As the human-Earth relationship moves from a growth phase with unlimited natural resources to an equilibrium phase with severe resource limitation, so competition strengthens between human groups and between humans and wildlife for those remaining vital resources. Left unmanaged, the system will generate increasingly catastrophic adjustments.
Participatory mechanisms have emerged as a powerful means by which separate parties can meet, inform one-another, negotiate and find common solutions to environmental threats and conservation challenges.
Certainly, wider participation in conservation is to be welcomed for bringing greater accountability and transparency to decision-making, and for directing attention to human welfare and gender issues, but critically it also provides a means by which really high quality conservation and sustainable management can be accomplished. Today, we find that conflicts between wildlife and people are becoming evermore severe and it is clear that the future of biodiversity in all parts of the world depends on the success of this new partnership approach.
This is what we call participatory conservation.
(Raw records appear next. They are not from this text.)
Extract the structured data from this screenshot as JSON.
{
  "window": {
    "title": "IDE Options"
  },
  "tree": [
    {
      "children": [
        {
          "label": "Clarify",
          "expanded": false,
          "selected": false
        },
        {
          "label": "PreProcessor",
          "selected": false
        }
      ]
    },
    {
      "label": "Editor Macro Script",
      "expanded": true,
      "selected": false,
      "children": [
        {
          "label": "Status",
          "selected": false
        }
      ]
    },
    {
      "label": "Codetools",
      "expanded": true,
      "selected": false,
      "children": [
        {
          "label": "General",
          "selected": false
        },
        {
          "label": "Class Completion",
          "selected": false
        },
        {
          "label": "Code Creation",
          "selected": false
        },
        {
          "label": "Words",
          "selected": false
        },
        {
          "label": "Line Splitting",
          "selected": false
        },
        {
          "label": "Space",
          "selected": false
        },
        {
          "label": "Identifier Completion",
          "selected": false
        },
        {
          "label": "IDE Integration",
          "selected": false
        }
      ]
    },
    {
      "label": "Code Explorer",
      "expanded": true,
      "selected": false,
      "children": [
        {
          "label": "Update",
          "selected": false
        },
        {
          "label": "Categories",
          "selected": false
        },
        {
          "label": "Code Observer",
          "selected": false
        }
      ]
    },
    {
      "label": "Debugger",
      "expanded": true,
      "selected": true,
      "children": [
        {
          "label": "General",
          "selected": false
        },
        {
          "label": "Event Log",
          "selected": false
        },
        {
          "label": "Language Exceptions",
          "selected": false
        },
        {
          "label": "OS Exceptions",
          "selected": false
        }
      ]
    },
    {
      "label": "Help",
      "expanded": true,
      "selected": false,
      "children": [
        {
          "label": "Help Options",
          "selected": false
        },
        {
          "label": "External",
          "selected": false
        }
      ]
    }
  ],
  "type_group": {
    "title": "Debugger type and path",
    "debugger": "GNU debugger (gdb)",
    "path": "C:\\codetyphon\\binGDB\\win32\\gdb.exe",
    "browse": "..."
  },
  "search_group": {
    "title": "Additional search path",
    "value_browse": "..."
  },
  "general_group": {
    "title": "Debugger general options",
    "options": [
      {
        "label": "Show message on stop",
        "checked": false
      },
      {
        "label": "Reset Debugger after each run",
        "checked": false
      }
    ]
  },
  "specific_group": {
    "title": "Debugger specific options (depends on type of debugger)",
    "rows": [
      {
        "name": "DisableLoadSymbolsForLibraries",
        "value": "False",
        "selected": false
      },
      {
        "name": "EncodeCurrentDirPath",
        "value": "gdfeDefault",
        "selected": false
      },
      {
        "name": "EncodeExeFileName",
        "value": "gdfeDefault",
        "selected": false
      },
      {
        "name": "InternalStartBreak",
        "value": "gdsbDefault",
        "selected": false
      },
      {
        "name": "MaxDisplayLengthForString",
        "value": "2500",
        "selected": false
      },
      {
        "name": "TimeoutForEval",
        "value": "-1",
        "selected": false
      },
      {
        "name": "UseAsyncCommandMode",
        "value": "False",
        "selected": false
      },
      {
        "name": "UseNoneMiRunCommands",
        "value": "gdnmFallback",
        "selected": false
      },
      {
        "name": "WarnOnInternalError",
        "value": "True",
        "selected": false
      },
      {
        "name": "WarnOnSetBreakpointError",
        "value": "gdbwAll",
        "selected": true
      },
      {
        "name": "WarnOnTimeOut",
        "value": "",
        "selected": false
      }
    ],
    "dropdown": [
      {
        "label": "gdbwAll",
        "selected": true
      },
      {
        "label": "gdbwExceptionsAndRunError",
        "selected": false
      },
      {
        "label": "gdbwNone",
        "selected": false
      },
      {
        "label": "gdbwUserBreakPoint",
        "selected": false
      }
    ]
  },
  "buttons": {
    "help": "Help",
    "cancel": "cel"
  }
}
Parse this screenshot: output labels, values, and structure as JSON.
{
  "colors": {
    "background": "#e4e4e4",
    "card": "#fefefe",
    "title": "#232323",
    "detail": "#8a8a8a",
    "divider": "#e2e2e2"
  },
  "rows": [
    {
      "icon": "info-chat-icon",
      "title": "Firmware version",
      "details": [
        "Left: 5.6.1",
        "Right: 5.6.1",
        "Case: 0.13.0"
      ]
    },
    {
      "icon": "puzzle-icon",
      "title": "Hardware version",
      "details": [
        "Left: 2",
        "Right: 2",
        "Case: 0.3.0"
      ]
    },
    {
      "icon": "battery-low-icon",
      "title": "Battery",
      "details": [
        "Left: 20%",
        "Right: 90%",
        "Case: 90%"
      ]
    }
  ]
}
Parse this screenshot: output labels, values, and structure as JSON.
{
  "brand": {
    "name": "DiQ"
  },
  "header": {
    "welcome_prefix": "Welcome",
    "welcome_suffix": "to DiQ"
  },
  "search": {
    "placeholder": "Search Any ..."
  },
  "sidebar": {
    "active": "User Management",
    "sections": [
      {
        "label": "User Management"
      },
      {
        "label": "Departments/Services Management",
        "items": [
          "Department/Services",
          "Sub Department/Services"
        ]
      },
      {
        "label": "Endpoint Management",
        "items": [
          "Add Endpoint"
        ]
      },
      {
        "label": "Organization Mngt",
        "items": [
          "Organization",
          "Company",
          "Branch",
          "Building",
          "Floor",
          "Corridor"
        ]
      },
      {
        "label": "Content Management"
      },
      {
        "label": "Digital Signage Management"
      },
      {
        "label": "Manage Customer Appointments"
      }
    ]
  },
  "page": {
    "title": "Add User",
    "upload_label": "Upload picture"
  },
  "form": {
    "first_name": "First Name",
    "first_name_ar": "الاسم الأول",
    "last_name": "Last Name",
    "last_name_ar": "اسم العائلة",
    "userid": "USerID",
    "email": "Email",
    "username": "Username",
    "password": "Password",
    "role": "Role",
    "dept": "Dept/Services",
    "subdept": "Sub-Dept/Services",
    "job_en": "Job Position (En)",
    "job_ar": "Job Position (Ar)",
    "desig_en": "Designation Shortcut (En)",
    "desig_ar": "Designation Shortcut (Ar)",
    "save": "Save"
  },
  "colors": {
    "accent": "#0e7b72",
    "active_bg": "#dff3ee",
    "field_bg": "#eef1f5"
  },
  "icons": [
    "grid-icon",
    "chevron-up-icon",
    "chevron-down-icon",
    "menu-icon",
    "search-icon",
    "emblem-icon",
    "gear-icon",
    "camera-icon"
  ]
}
It is an expression we use to describe all of the ways local people, visitors, government and non-government organisations, and multi-national institutions, can have a stake in and derive value from the conservation and sustainable management of natural resources... as well as describing our strategic direction in an increasingly networked society."
-- Martyn Murray
Director and Chief Executive Officer